» **Problem**
Copy out all lines of the records in which the word "trên" appears.

-- Data supplied follows --

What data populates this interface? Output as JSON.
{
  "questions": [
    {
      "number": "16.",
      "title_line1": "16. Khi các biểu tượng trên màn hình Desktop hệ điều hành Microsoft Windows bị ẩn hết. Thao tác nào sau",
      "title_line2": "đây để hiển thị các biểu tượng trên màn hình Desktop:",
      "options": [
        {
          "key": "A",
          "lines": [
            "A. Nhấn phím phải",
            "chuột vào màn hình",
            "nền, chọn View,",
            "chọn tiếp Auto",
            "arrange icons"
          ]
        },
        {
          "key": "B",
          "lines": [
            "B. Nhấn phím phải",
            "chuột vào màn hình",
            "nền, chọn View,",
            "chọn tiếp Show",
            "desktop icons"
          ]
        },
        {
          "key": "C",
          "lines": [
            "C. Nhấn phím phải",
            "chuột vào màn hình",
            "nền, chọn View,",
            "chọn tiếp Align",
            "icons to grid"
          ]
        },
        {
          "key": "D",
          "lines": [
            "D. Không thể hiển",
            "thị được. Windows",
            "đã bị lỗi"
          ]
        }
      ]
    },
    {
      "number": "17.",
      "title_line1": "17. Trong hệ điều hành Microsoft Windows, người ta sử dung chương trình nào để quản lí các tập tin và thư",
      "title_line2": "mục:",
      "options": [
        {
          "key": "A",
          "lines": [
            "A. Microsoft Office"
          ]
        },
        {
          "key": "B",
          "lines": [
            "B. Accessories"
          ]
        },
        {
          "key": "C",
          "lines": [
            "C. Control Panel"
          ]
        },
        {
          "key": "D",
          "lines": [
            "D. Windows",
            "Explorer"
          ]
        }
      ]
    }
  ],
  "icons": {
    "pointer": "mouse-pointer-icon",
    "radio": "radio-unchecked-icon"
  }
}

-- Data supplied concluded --

» **Written answer**
      "title_line1": "16. Khi các biểu tượng trên màn hình Desktop hệ điều hành Microsoft Windows bị ẩn hết. Thao tác nào sau",
      "title_line2": "đây để hiển thị các biểu tượng trên màn hình Desktop:",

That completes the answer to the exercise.